MATERIALS PROVIDED below:
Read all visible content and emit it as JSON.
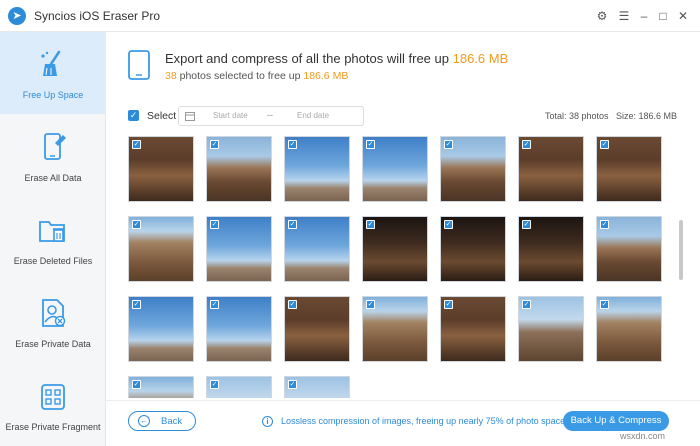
{
  "window": {
    "title": "Syncios iOS Eraser Pro"
  },
  "sidebar": {
    "items": [
      {
        "label": "Free Up Space",
        "icon": "broom-icon",
        "active": true
      },
      {
        "label": "Erase All Data",
        "icon": "phone-erase-icon",
        "active": false
      },
      {
        "label": "Erase Deleted Files",
        "icon": "folder-trash-icon",
        "active": false
      },
      {
        "label": "Erase Private Data",
        "icon": "private-user-icon",
        "active": false
      },
      {
        "label": "Erase Private Fragment",
        "icon": "fragment-grid-icon",
        "active": false
      }
    ]
  },
  "header": {
    "title_prefix": "Export and compress of all the photos will free up",
    "title_size": "186.6 MB",
    "sub_count": "38",
    "sub_mid": "photos selected to free up",
    "sub_size": "186.6 MB"
  },
  "toolbar": {
    "select_label": "Select",
    "start_placeholder": "Start date",
    "separator": "--",
    "end_placeholder": "End date",
    "total_photos": "Total: 38 photos",
    "total_size": "Size: 186.6 MB"
  },
  "photos": [
    {
      "style": "a",
      "checked": true
    },
    {
      "style": "b",
      "checked": true
    },
    {
      "style": "c",
      "checked": true
    },
    {
      "style": "c",
      "checked": true
    },
    {
      "style": "b",
      "checked": true
    },
    {
      "style": "a",
      "checked": true
    },
    {
      "style": "a",
      "checked": true
    },
    {
      "style": "e",
      "checked": true
    },
    {
      "style": "c",
      "checked": true
    },
    {
      "style": "c",
      "checked": true
    },
    {
      "style": "d",
      "checked": true
    },
    {
      "style": "d",
      "checked": true
    },
    {
      "style": "d",
      "checked": true
    },
    {
      "style": "b",
      "checked": true
    },
    {
      "style": "c",
      "checked": true
    },
    {
      "style": "c",
      "checked": true
    },
    {
      "style": "a",
      "checked": true
    },
    {
      "style": "e",
      "checked": true
    },
    {
      "style": "a",
      "checked": true
    },
    {
      "style": "f",
      "checked": true
    },
    {
      "style": "e",
      "checked": true
    },
    {
      "style": "e",
      "checked": true
    },
    {
      "style": "f",
      "checked": true
    },
    {
      "style": "f",
      "checked": true
    }
  ],
  "footer": {
    "back_label": "Back",
    "info_text": "Lossless compression of images, freeing up nearly 75% of photo space",
    "compress_label": "Back Up & Compress",
    "watermark": "wsxdn.com"
  },
  "colors": {
    "accent": "#2e8bd8",
    "highlight": "#f39a1e",
    "button": "#3b9ae6"
  }
}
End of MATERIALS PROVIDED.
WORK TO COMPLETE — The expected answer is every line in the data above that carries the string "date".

TASK ANSWER —
    "start_placeholder": "Start date",
    "end_placeholder": "End date",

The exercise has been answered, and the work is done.